associated HEV infection in Germany. In addition to HSC donors [8], suitable screening guidelines for blood products need to be discussed, which would be particularly important for patients undergoing allo-HSCT with regard to the pronounced immunosuppression and need for repetitive transfusions. Since liver dysfunction related to GvHD is common in patients following allo-HSCT [9], chronic HEV infection should be ruled out in these patients, especially since GvHD and viral hepatitis are treated by opposing therapeutic strategies. However, clinical management remains particularly challenging in patients with concomitant chronic HEV infection and hepatic GvHD, as in this patient. Informed consent was obtained from this patient. Conflict of interest The authors declare that they have no conflict of interest.

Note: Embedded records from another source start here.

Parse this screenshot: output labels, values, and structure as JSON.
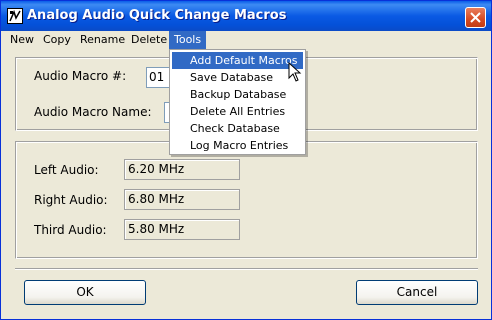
{
  "window": {
    "title": "Analog Audio Quick Change Macros"
  },
  "menubar": {
    "items": [
      "New",
      "Copy",
      "Rename",
      "Delete",
      "Tools"
    ],
    "active": "Tools"
  },
  "tools_menu": {
    "items": [
      "Add Default Macros",
      "Save Database",
      "Backup Database",
      "Delete All Entries",
      "Check Database",
      "Log Macro Entries"
    ],
    "highlighted": "Add Default Macros"
  },
  "macro": {
    "number_label": "Audio Macro #:",
    "number_value": "01",
    "name_label": "Audio Macro Name:"
  },
  "audio": {
    "left_label": "Left Audio:",
    "left_value": "6.20 MHz",
    "right_label": "Right Audio:",
    "right_value": "6.80 MHz",
    "third_label": "Third Audio:",
    "third_value": "5.80 MHz"
  },
  "buttons": {
    "ok": "OK",
    "cancel": "Cancel"
  },
  "icons": {
    "app": "app-icon",
    "close": "close-icon",
    "cursor": "mouse-pointer-icon"
  },
  "colors": {
    "titlebar": "#0a5ae4",
    "selection": "#316ac5",
    "close_button": "#d64a22"
  }
}
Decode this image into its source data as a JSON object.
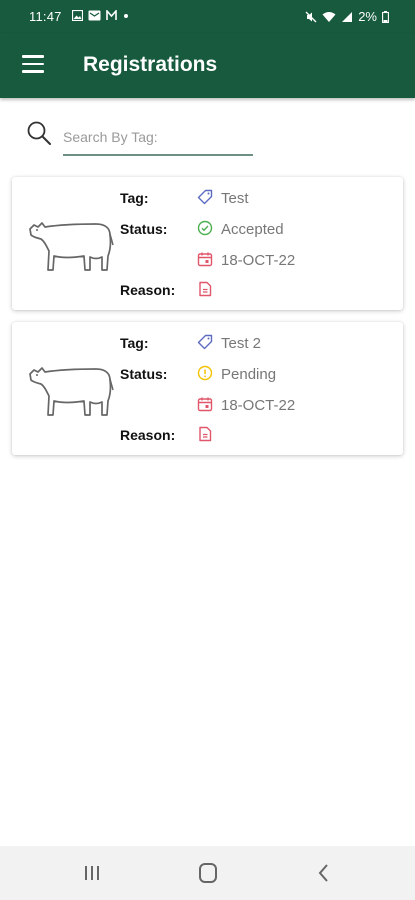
{
  "status_bar": {
    "time": "11:47",
    "battery": "2%"
  },
  "app_bar": {
    "title": "Registrations"
  },
  "search": {
    "placeholder": "Search By Tag:"
  },
  "labels": {
    "tag": "Tag:",
    "status": "Status:",
    "reason": "Reason:"
  },
  "registrations": [
    {
      "tag": "Test",
      "status": "Accepted",
      "date": "18-OCT-22"
    },
    {
      "tag": "Test 2",
      "status": "Pending",
      "date": "18-OCT-22"
    }
  ],
  "colors": {
    "brand": "#175a3e",
    "accepted": "#4caf50",
    "pending": "#f2c200",
    "tag_icon": "#5c6bc0",
    "date_icon": "#e0566b",
    "reason_icon": "#e0566b"
  }
}
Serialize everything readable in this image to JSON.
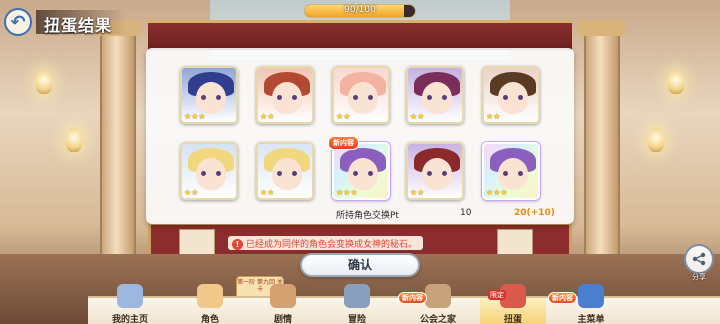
{
  "header": {
    "title": "扭蛋结果",
    "stamina_text": "90/100",
    "stamina_fraction": 0.9
  },
  "result": {
    "cards_row1": [
      {
        "hair": "#2f3e8f",
        "bg": "#8fa6d8",
        "stars": "★★★"
      },
      {
        "hair": "#b24a33",
        "bg": "#f2c4b0",
        "stars": "★★"
      },
      {
        "hair": "#f4b3a1",
        "bg": "#f8d8d0",
        "stars": "★★"
      },
      {
        "hair": "#7a2d58",
        "bg": "#c3b0e2",
        "stars": "★★"
      },
      {
        "hair": "#5a3a22",
        "bg": "#ead3c6",
        "stars": "★★"
      }
    ],
    "cards_row2": [
      {
        "hair": "#f1d77e",
        "bg": "#d6e2f2",
        "stars": "★★"
      },
      {
        "hair": "#f1d77e",
        "bg": "#d9e6f6",
        "stars": "★★"
      },
      {
        "hair": "#8c5fbf",
        "bg": "#e7def4",
        "stars": "★★★",
        "rainbow": true,
        "new_label": "新内容"
      },
      {
        "hair": "#8a2a2a",
        "bg": "#c7b3e3",
        "stars": "★★"
      },
      {
        "hair": "#8c5fbf",
        "bg": "#e7def4",
        "stars": "★★★",
        "rainbow": true
      }
    ],
    "pt_label": "所持角色交换Pt",
    "pt_value": "10",
    "pt_new_value": "20(+10)",
    "notice": "已经成为同伴的角色会变换成女神的秘石。",
    "confirm_label": "确认"
  },
  "share": {
    "label": "分享"
  },
  "event_badge": "第一阶 第九回 关卡",
  "nav": {
    "items": [
      {
        "label": "我的主页"
      },
      {
        "label": "角色"
      },
      {
        "label": "剧情"
      },
      {
        "label": "冒险"
      },
      {
        "label": "公会之家",
        "badge": "新内容"
      },
      {
        "label": "扭蛋",
        "badge": "限定"
      },
      {
        "label": "主菜单",
        "badge": "新内容"
      }
    ]
  },
  "colors": {
    "accent_blue": "#3d6fb5",
    "notice_red": "#e0463a",
    "pt_orange": "#e98b10"
  }
}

1. Hoofnagle JH, Nelson KE, Purcell RH (2012) Hepatitis E. N Engl J Med 367(13):1237–1244 2. Kamar N, Izopet J, Tripon S, Bismuth M, Hillaire S, Dumortier J, Radenne S, Coilly A, Garrigue V, D’Alteroche L, Buchler M, Couzi L, Lebray P, Dharancy S, Minello A, Hourmant M, Roque-Afonso AM, Abravanel F, Pol S, Rostaing L, Mallet V (2014) Ribavirin for chronic hepatitis E virus infection in transplant recipients. N Engl J Med 370(12):1111–1120 3. Huzly D, Umhau M, Bettinger D, Cathomen T, Emmerich F, Hasselblatt P, Hengel H, Herzog R, Kappert O, Maassen S, Schorb E, Schulz-Huotari C, Thimme R, Unmussig R, Wenzel J, Panning M (2014) Transfusion-transmitted hepatitis E in Germany, 2013. Euro surveillance: bulletin Europeen sur les maladies transmissibles= European Communicable Disease Bulletin 19 (21) 4. Haim-Boukobza S, Ferey MP, Vetillard AL, Jeblaoui A, Pelissier E, Pelletier G, Teillet L, Roque-Afonso AM (2012) Transfusiontransmitted hepatitis E in a misleading context of autoimmunity and drug-induced toxicity. J Hepatol 57(6):1374–1378 5. Versluis J, Pas SD, Agteresch HJ, de Man RA, Maaskant J, Schipper ME, Osterhaus AD, Cornelissen JJ, van der Eijk AA (2013) Hepatitis E virus: an underestimated opportunistic pathogen in recipients of allogeneic hematopoietic stem cell transplantation. Blood 122(6): 1079–1086 6. Abravanel F, Mansuy JM, Huynh A, Kamar N, Alric L, Peron JM, Recher C, Izopet J (2012) Low risk of hepatitis E virus reactivation after haematopoietic stem cell transplantation. J Clin Virol 54(2):152– 155 7. Koenecke C, Pischke S, Heim A, Raggub L, Bremer B, Raupach R, Buchholz S, Schulz T, Manns MP, Ganser A, Wedemeyer H (2012) Chronic hepatitis E in hematopoietic stem cell transplant patients in a low-endemic country? Transpl Infect Dis 14(1):103–106 8. Koenecke C, Pischke S, Beutel G, Ritter U, Ganser A, Wedemeyer H, Eder M (2014) Hepatitis E virus infection in a hematopoietic stem cell donor. Bone Marrow Transplant 49(1):159–160 9. Tuncer HH, Rana N, Milani C, Darko A (2012) Al-Homsi SA Gastrointestinal and hepatic complications of hematopoietic stem cell transplantation. World J Gastroenterol 18(16):1851–1860

Chronic hepatitis E virus infection following allogeneic hematopoietic stem cell transplantation: an important differential diagnosis for graft versus host disease.

Chronic hepatitis E virus infection following allogeneic hematopoietic stem cell transplantation: an important differential diagnosis for graft versus host disease. - PDF Download Free
101KB Sizes 0 Downloads 4 Views